### Try it
The full set of entries below needs to be written out exactly.

### Records for processing
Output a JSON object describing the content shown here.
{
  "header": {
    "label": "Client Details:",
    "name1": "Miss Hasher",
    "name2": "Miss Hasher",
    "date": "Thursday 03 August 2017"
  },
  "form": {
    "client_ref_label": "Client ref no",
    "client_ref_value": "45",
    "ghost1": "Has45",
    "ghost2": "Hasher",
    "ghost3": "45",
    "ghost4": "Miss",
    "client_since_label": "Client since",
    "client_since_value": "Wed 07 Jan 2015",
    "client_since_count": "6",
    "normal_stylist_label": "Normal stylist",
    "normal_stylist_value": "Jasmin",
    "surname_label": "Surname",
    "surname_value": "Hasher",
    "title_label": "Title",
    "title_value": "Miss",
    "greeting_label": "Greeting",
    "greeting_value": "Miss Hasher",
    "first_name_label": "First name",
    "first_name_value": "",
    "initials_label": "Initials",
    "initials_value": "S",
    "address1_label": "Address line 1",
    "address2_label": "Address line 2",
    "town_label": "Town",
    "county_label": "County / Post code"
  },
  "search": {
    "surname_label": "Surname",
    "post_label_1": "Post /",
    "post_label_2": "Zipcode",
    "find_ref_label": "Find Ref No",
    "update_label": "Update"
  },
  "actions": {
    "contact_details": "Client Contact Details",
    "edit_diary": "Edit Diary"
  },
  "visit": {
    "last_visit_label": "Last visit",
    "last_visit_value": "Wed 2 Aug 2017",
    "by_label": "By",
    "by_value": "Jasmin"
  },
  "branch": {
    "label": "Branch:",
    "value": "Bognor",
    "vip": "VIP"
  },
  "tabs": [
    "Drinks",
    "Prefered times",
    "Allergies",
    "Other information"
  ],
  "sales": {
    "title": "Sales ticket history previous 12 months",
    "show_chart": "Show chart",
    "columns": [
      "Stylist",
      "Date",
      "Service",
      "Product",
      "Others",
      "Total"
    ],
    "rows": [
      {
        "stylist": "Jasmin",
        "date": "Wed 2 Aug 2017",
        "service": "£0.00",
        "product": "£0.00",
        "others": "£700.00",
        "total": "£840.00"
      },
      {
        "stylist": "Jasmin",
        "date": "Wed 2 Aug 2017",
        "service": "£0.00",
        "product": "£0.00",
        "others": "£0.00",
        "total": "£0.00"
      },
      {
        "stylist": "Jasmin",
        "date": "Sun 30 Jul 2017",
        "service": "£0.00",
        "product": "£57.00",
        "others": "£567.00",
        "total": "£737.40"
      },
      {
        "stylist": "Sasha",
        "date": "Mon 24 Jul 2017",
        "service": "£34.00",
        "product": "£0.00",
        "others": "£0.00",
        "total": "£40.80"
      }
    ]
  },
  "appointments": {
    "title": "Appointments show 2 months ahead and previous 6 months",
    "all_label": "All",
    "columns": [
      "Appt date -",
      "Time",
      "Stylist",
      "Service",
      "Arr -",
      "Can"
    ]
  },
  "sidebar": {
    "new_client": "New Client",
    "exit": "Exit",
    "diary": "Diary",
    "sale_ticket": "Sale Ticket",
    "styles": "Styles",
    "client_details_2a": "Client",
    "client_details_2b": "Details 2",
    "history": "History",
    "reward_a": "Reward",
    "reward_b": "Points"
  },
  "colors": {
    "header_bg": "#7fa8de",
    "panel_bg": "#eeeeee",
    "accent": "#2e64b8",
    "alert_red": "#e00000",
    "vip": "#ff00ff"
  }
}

### Answer for this exercise
Output a JSON object describing the content shown here.
{
  "header": {
    "label": "Client Details:",
    "name1": "Miss Hasher",
    "name2": "Miss Hasher",
    "date": "Thursday 03 August 2017"
  },
  "form": {
    "client_ref_label": "Client ref no",
    "client_ref_value": "45",
    "ghost1": "Has45",
    "ghost2": "Hasher",
    "ghost3": "45",
    "ghost4": "Miss",
    "client_since_label": "Client since",
    "client_since_value": "Wed 07 Jan 2015",
    "client_since_count": "6",
    "normal_stylist_label": "Normal stylist",
    "normal_stylist_value": "Jasmin",
    "surname_label": "Surname",
    "surname_value": "Hasher",
    "title_label": "Title",
    "title_value": "Miss",
    "greeting_label": "Greeting",
    "greeting_value": "Miss Hasher",
    "first_name_label": "First name",
    "first_name_value": "",
    "initials_label": "Initials",
    "initials_value": "S",
    "address1_label": "Address line 1",
    "address2_label": "Address line 2",
    "town_label": "Town",
    "county_label": "County / Post code"
  },
  "search": {
    "surname_label": "Surname",
    "post_label_1": "Post /",
    "post_label_2": "Zipcode",
    "find_ref_label": "Find Ref No",
    "update_label": "Update"
  },
  "actions": {
    "contact_details": "Client Contact Details",
    "edit_diary": "Edit Diary"
  },
  "visit": {
    "last_visit_label": "Last visit",
    "last_visit_value": "Wed 2 Aug 2017",
    "by_label": "By",
    "by_value": "Jasmin"
  },
  "branch": {
    "label": "Branch:",
    "value": "Bognor",
    "vip": "VIP"
  },
  "tabs": [
    "Drinks",
    "Prefered times",
    "Allergies",
    "Other information"
  ],
  "sales": {
    "title": "Sales ticket history previous 12 months",
    "show_chart": "Show chart",
    "columns": [
      "Stylist",
      "Date",
      "Service",
      "Product",
      "Others",
      "Total"
    ],
    "rows": [
      {
        "stylist": "Jasmin",
        "date": "Wed 2 Aug 2017",
        "service": "£0.00",
        "product": "£0.00",
        "others": "£700.00",
        "total": "£840.00"
      },
      {
        "stylist": "Jasmin",
        "date": "Wed 2 Aug 2017",
        "service": "£0.00",
        "product": "£0.00",
        "others": "£0.00",
        "total": "£0.00"
      },
      {
        "stylist": "Jasmin",
        "date": "Sun 30 Jul 2017",
        "service": "£0.00",
        "product": "£57.00",
        "others": "£567.00",
        "total": "£737.40"
      },
      {
        "stylist": "Sasha",
        "date": "Mon 24 Jul 2017",
        "service": "£34.00",
        "product": "£0.00",
        "others": "£0.00",
        "total": "£40.80"
      }
    ]
  },
  "appointments": {
    "title": "Appointments show 2 months ahead and previous 6 months",
    "all_label": "All",
    "columns": [
      "Appt date -",
      "Time",
      "Stylist",
      "Service",
      "Arr -",
      "Can"
    ]
  },
  "sidebar": {
    "new_client": "New Client",
    "exit": "Exit",
    "diary": "Diary",
    "sale_ticket": "Sale Ticket",
    "styles": "Styles",
    "client_details_2a": "Client",
    "client_details_2b": "Details 2",
    "history": "History",
    "reward_a": "Reward",
    "reward_b": "Points"
  },
  "colors": {
    "header_bg": "#7fa8de",
    "panel_bg": "#eeeeee",
    "accent": "#2e64b8",
    "alert_red": "#e00000",
    "vip": "#ff00ff"
  }
}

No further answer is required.